> _Task details_: Everything in the listing below should be repeated verbatim, apart from the pictures.

> _Exercise data_:
--
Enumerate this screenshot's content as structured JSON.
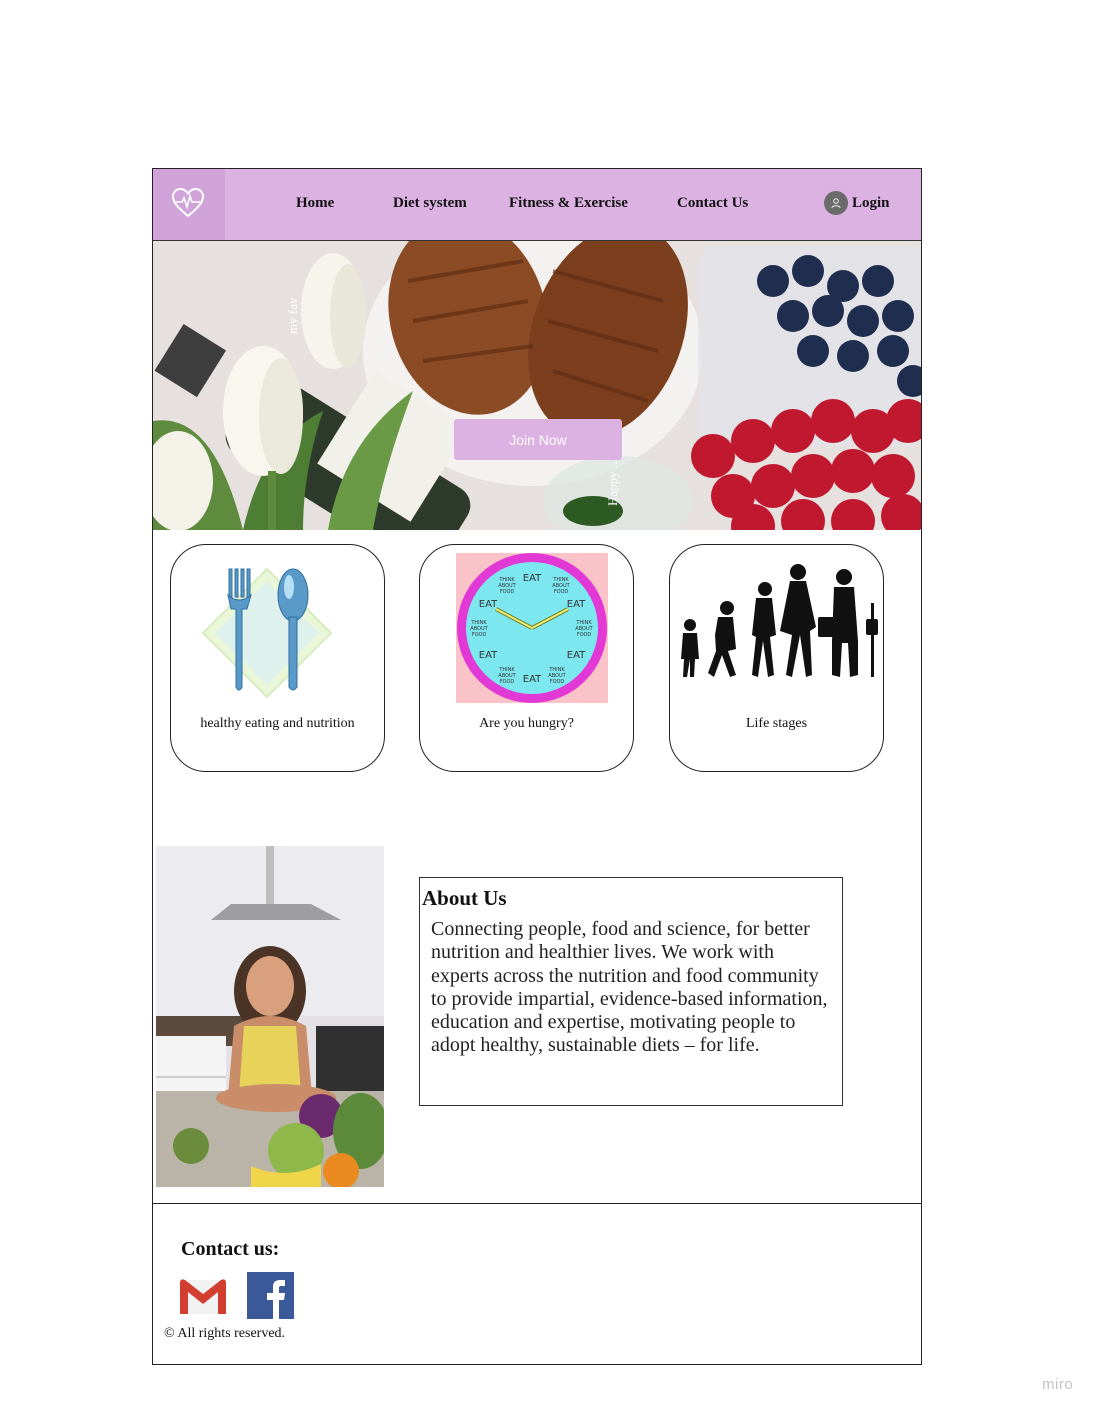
{
  "nav": {
    "items": [
      {
        "label": "Home"
      },
      {
        "label": "Diet system"
      },
      {
        "label": "Fitness & Exercise"
      },
      {
        "label": "Contact Us"
      }
    ],
    "login_label": "Login"
  },
  "hero": {
    "join_label": "Join Now",
    "overlay_text_1": "my fav",
    "overlay_text_2": "Happy ... s Day!"
  },
  "cards": [
    {
      "caption": "healthy eating and nutrition",
      "icon": "fork-spoon-icon"
    },
    {
      "caption": "Are you hungry?",
      "icon": "eat-clock-icon"
    },
    {
      "caption": "Life stages",
      "icon": "life-stages-icon"
    }
  ],
  "clock": {
    "eat": "EAT",
    "think": "THINK ABOUT FOOD"
  },
  "about": {
    "title": "About Us",
    "body": "Connecting people, food and science, for better nutrition and healthier lives. We work with experts across the nutrition and food community to provide impartial, evidence-based information, education and expertise, motivating people to adopt healthy, sustainable diets – for life."
  },
  "footer": {
    "contact_title": "Contact us:",
    "copyright": "© All rights reserved.",
    "icons": [
      "gmail-icon",
      "facebook-icon"
    ]
  },
  "watermark": "miro",
  "colors": {
    "nav_bg": "#dcb2e3",
    "logo_bg": "#d0a4d9",
    "button_bg": "#dcb2e3"
  }
}
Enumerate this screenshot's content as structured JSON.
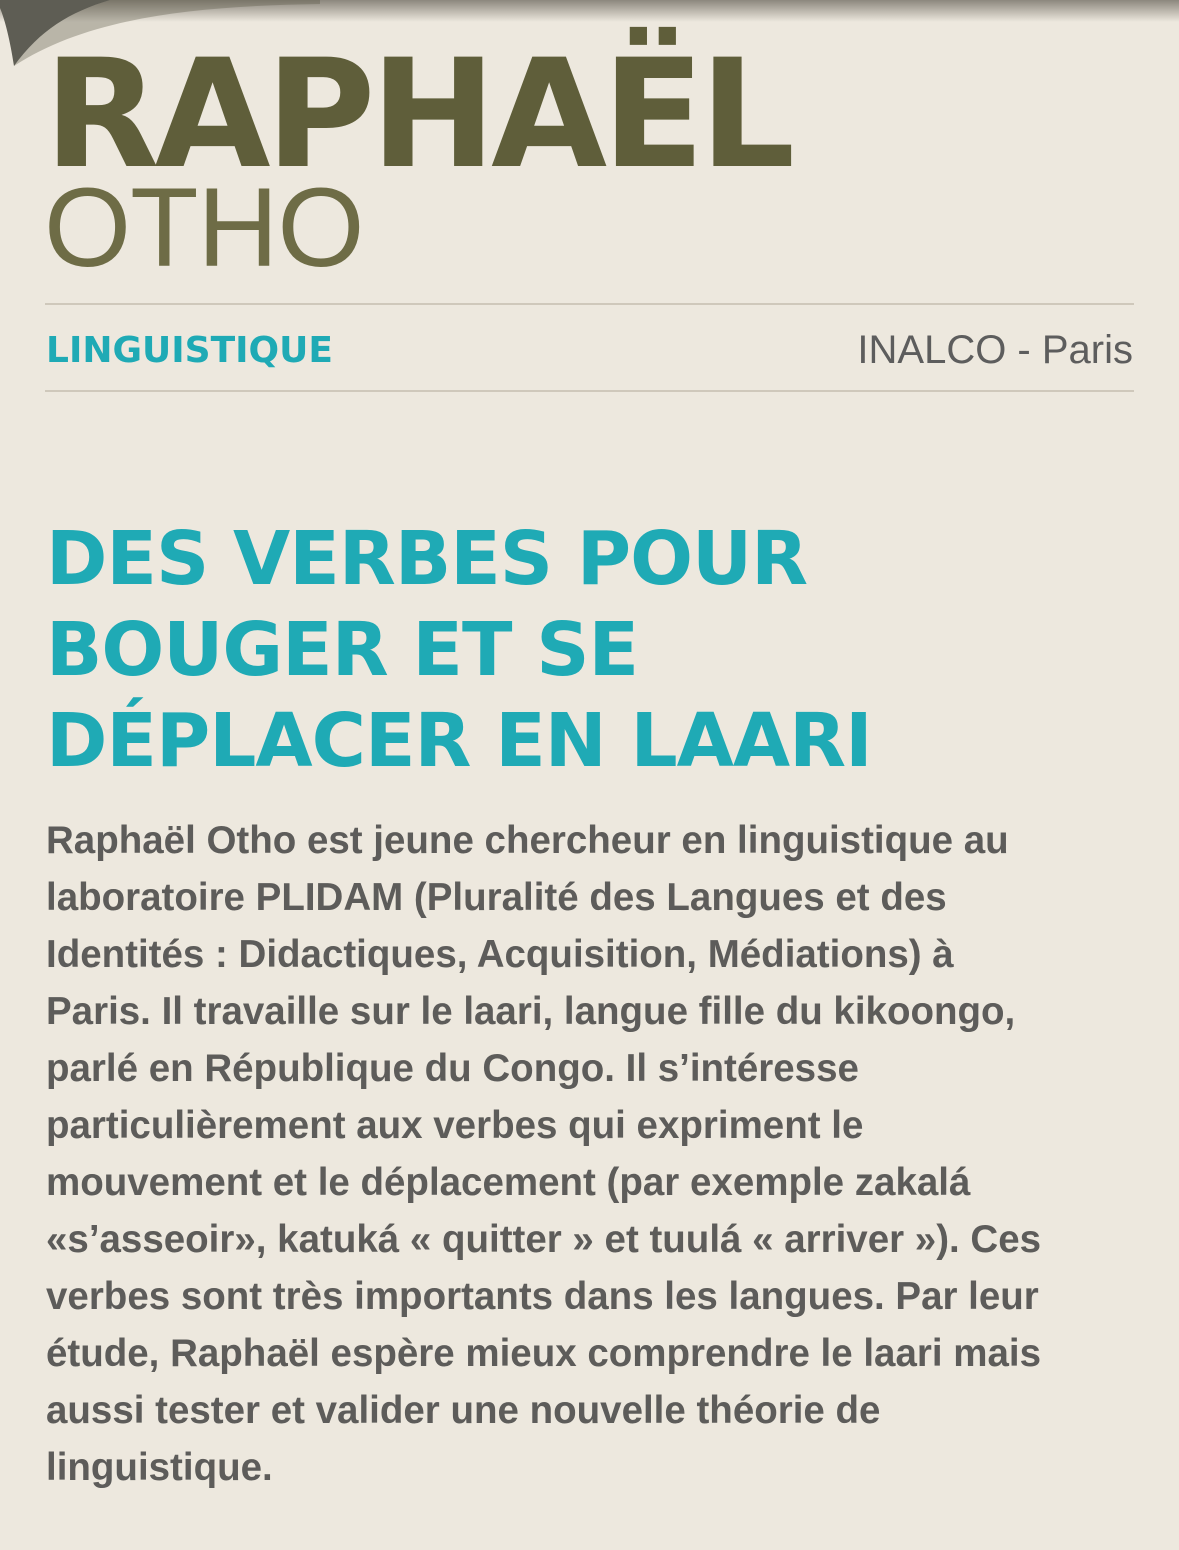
{
  "header": {
    "first_name": "RAPHAËL",
    "last_name": "OTHO"
  },
  "info_bar": {
    "discipline": "LINGUISTIQUE",
    "institution": "INALCO - Paris"
  },
  "article": {
    "headline_lines": [
      "DES VERBES POUR",
      "BOUGER ET SE",
      "DÉPLACER EN LAARI"
    ],
    "body_lines": [
      "Raphaël Otho est jeune chercheur en linguistique au",
      "laboratoire PLIDAM (Pluralité des Langues et des",
      "Identités : Didactiques, Acquisition, Médiations) à",
      "Paris. Il travaille sur le laari, langue fille du kikoongo,",
      "parlé en République du Congo. Il s’intéresse",
      "particulièrement aux verbes qui expriment le",
      "mouvement et le déplacement (par exemple zakalá",
      "«s’asseoir», katuká « quitter » et tuulá « arriver »). Ces",
      "verbes sont très importants dans les langues. Par leur",
      "étude, Raphaël espère mieux comprendre le laari mais",
      "aussi tester et valider une nouvelle théorie de",
      "linguistique."
    ]
  },
  "colors": {
    "background": "#ede8de",
    "name_olive": "#5f5e3a",
    "accent_teal": "#1faab5",
    "body_gray": "#5d5c5a",
    "rule": "#cfc8bb"
  }
}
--
> _Solved problem_:
Enumerate this screenshot's content as structured JSON.
{
  "nav": {
    "items": [
      {
        "label": "Home"
      },
      {
        "label": "Diet system"
      },
      {
        "label": "Fitness & Exercise"
      },
      {
        "label": "Contact Us"
      }
    ],
    "login_label": "Login"
  },
  "hero": {
    "join_label": "Join Now",
    "overlay_text_1": "my fav",
    "overlay_text_2": "Happy ... s Day!"
  },
  "cards": [
    {
      "caption": "healthy eating and nutrition",
      "icon": "fork-spoon-icon"
    },
    {
      "caption": "Are you hungry?",
      "icon": "eat-clock-icon"
    },
    {
      "caption": "Life stages",
      "icon": "life-stages-icon"
    }
  ],
  "clock": {
    "eat": "EAT",
    "think": "THINK ABOUT FOOD"
  },
  "about": {
    "title": "About Us",
    "body": "Connecting people, food and science, for better nutrition and healthier lives. We work with experts across the nutrition and food community to provide impartial, evidence-based information, education and expertise, motivating people to adopt healthy, sustainable diets – for life."
  },
  "footer": {
    "contact_title": "Contact us:",
    "copyright": "© All rights reserved.",
    "icons": [
      "gmail-icon",
      "facebook-icon"
    ]
  },
  "watermark": "miro",
  "colors": {
    "nav_bg": "#dcb2e3",
    "logo_bg": "#d0a4d9",
    "button_bg": "#dcb2e3"
  }
}
Enumerate this screenshot's content as structured JSON.
{
  "header": {
    "first_name": "RAPHAËL",
    "last_name": "OTHO"
  },
  "info_bar": {
    "discipline": "LINGUISTIQUE",
    "institution": "INALCO - Paris"
  },
  "article": {
    "headline_lines": [
      "DES VERBES POUR",
      "BOUGER ET SE",
      "DÉPLACER EN LAARI"
    ],
    "body_lines": [
      "Raphaël Otho est jeune chercheur en linguistique au",
      "laboratoire PLIDAM (Pluralité des Langues et des",
      "Identités : Didactiques, Acquisition, Médiations) à",
      "Paris. Il travaille sur le laari, langue fille du kikoongo,",
      "parlé en République du Congo. Il s’intéresse",
      "particulièrement aux verbes qui expriment le",
      "mouvement et le déplacement (par exemple zakalá",
      "«s’asseoir», katuká « quitter » et tuulá « arriver »). Ces",
      "verbes sont très importants dans les langues. Par leur",
      "étude, Raphaël espère mieux comprendre le laari mais",
      "aussi tester et valider une nouvelle théorie de",
      "linguistique."
    ]
  },
  "colors": {
    "background": "#ede8de",
    "name_olive": "#5f5e3a",
    "accent_teal": "#1faab5",
    "body_gray": "#5d5c5a",
    "rule": "#cfc8bb"
  }
}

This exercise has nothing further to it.